Ornamental Separator

Navajo Weavings: Adapting Tradition

Now Open in the Guyton Gallery.
This exhibition is on view in the Guyton Gallery through December 2022
The exhibition is generously funded by an anonymous donor.


Featuring a display of Navajo weavings never exhibited here before, this small exhibition will highlight six pieces on loan from the collection of American folk art enthusiasts Pat and Rex Lucke.

A longstanding cultural and artistic tradition passed down for generations, anonymous Navajo women created brilliantly colored, boldly designed pictorial weavings on hand looms. They adapted and modified their work based on the changing world around them, creating an art form that is uniquely theirs and providing insight into the Navajo culture in the first half of the 20th century. A traditional chief-style blanket woven in the late 19th century, for example, will contrast with the creative and innovative designs Navajo women incorporated into their weavings in the 20th century.
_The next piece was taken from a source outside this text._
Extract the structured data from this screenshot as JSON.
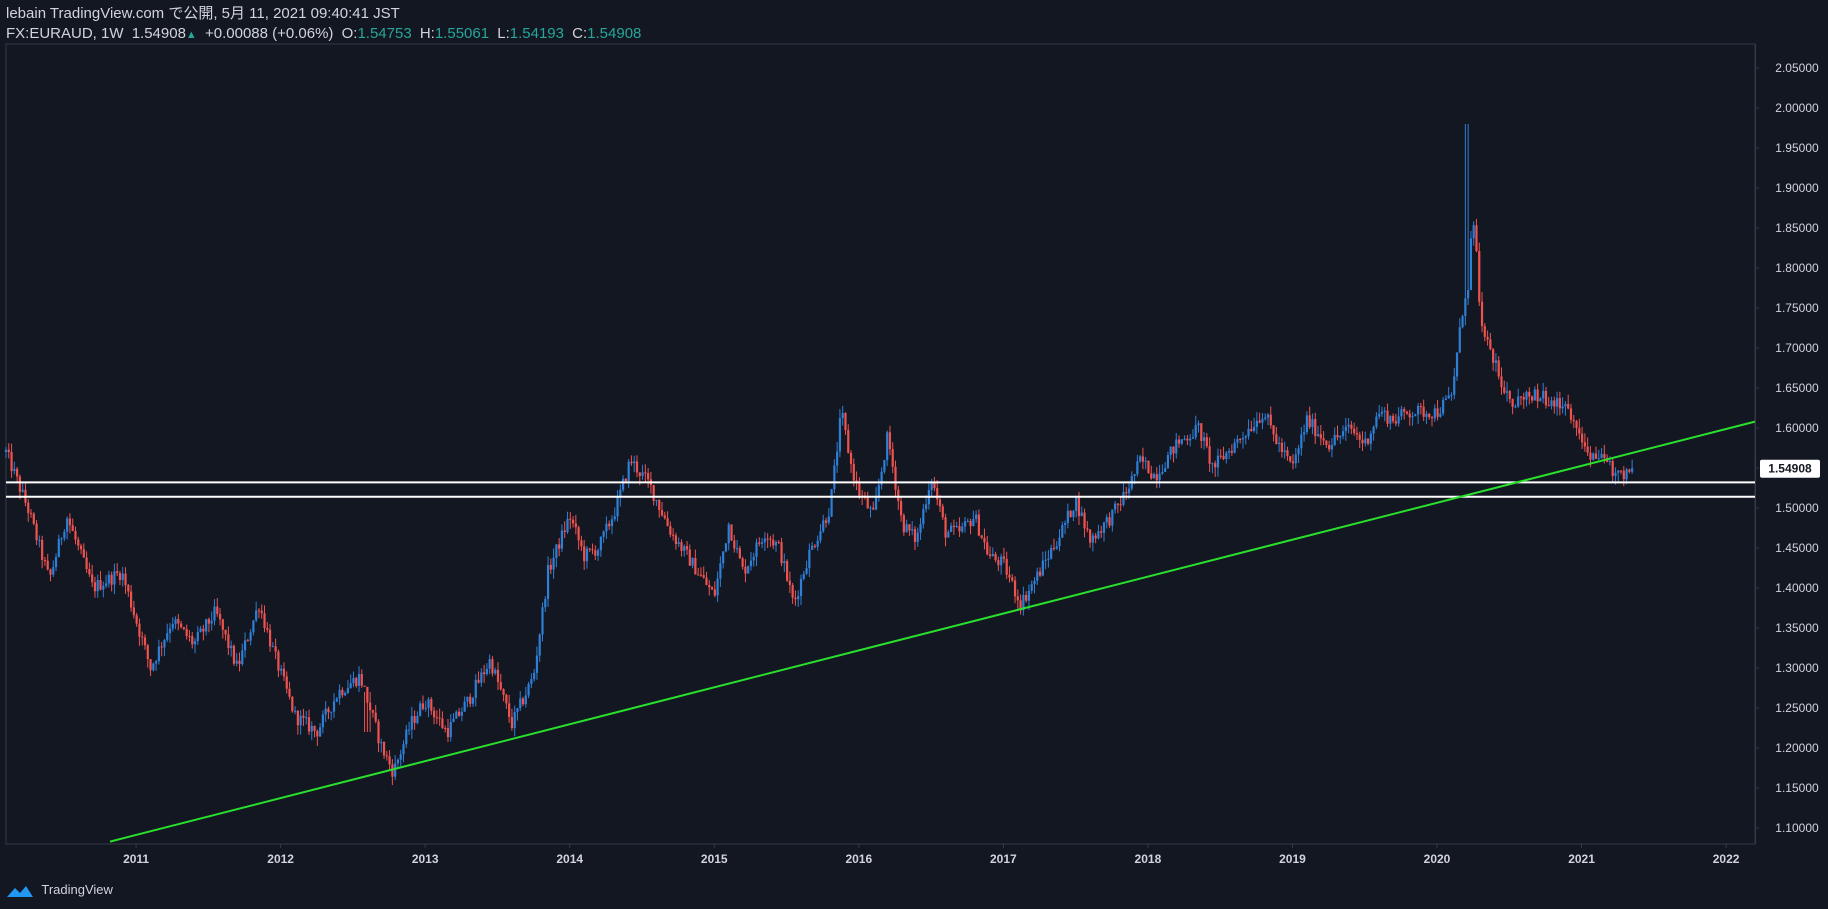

Through the woven motifs of these textiles, museum guests can learn what was important to the makers among the Diné (the term the Navajo use to refer to themselves meaning “the People”) and gain a sense of their aspirations.

Pictorial Weaving: Horses, Cows, Eagles, and Chicken Serape, Navajo Nation, 1875-1885. On loan from Rex and Pat Lucke
Chief’s Blanket, Classic First Phase, The Navajo Nation, 1840-1860. On loan from Rex and Pat Lucke.
Pictorial Weaving: Shiprock, Navajo Nation, ca. 1920. On loan from Rex and Pat Lucke
Pictorial Weaving: Dr. Pepper, Navajo Nation, ca. 1950. On Loan from Rex and Pat LuckePictorial Weaving: Red Train, Navajo Nation,1890-1915. On loan from Rex and Pat Lucke

Pictorial Weaving: American Flag, The Navajo Nation, 1900-1910. On loan from Rex and Pat Lucke.
Pictorial Weaving: Red Train, Navajo Nation,1890-1915. On loan from Rex and Pat Lucke